EXERCISE DESCRIPTION -
Extract, from the records beneath this instruction, each line that contains the word "search".

+-------+

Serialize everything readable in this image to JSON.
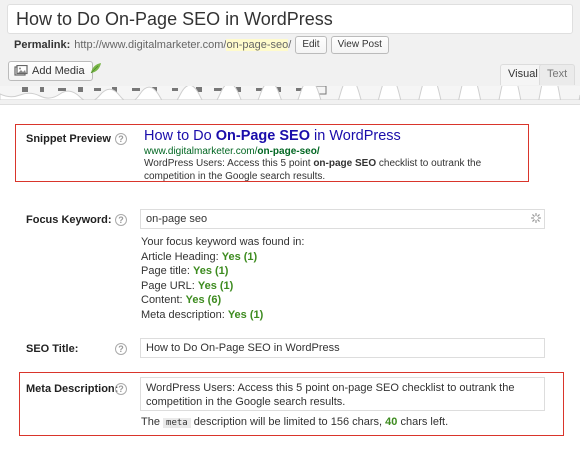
{
  "editor": {
    "post_title": "How to Do On-Page SEO in WordPress",
    "permalink_label": "Permalink:",
    "permalink_base": "http://www.digitalmarketer.com/",
    "permalink_slug": "on-page-seo",
    "permalink_trailing": "/",
    "edit_button": "Edit",
    "view_post_button": "View Post",
    "add_media_button": "Add Media",
    "tabs": {
      "visual": "Visual",
      "text": "Text"
    }
  },
  "seo": {
    "snippet_preview": {
      "label": "Snippet Preview",
      "title_prefix": "How to Do ",
      "title_keyword": "On-Page SEO",
      "title_suffix": " in WordPress",
      "url_base": "www.digitalmarketer.com/",
      "url_slug": "on-page-seo/",
      "desc_prefix": "WordPress Users: Access this 5 point ",
      "desc_keyword": "on-page SEO",
      "desc_suffix": " checklist to outrank the competition in the Google search results."
    },
    "focus_keyword": {
      "label": "Focus Keyword:",
      "value": "on-page seo",
      "found_intro": "Your focus keyword was found in:",
      "results": [
        {
          "label": "Article Heading:",
          "value": "Yes (1)"
        },
        {
          "label": "Page title:",
          "value": "Yes (1)"
        },
        {
          "label": "Page URL:",
          "value": "Yes (1)"
        },
        {
          "label": "Content:",
          "value": "Yes (6)"
        },
        {
          "label": "Meta description:",
          "value": "Yes (1)"
        }
      ]
    },
    "seo_title": {
      "label": "SEO Title:",
      "value": "How to Do On-Page SEO in WordPress"
    },
    "meta_description": {
      "label": "Meta Description:",
      "value": "WordPress Users:  Access this 5 point on-page SEO checklist to outrank the competition in the Google search results.",
      "note_prefix": "The",
      "note_code": "meta",
      "note_middle": "description will be limited to 156 chars,",
      "chars_left": "40",
      "note_suffix": "chars left."
    },
    "help_glyph": "?"
  },
  "colors": {
    "accent_red": "#d9352b",
    "yes_green": "#3d8b1f",
    "snippet_link": "#1a0dab",
    "snippet_url": "#006621"
  }
}
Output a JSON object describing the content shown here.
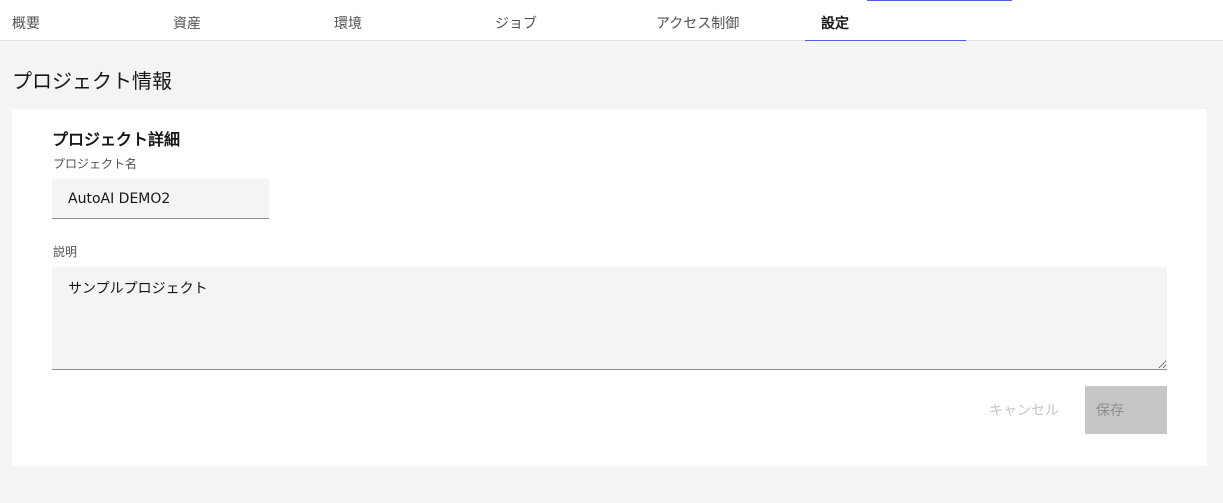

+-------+

OUTPUT OF THE TASK -
      "desc_suffix": " checklist to outrank the competition in the Google search results."
      "value": "WordPress Users:  Access this 5 point on-page SEO checklist to outrank the competition in the Google search results.",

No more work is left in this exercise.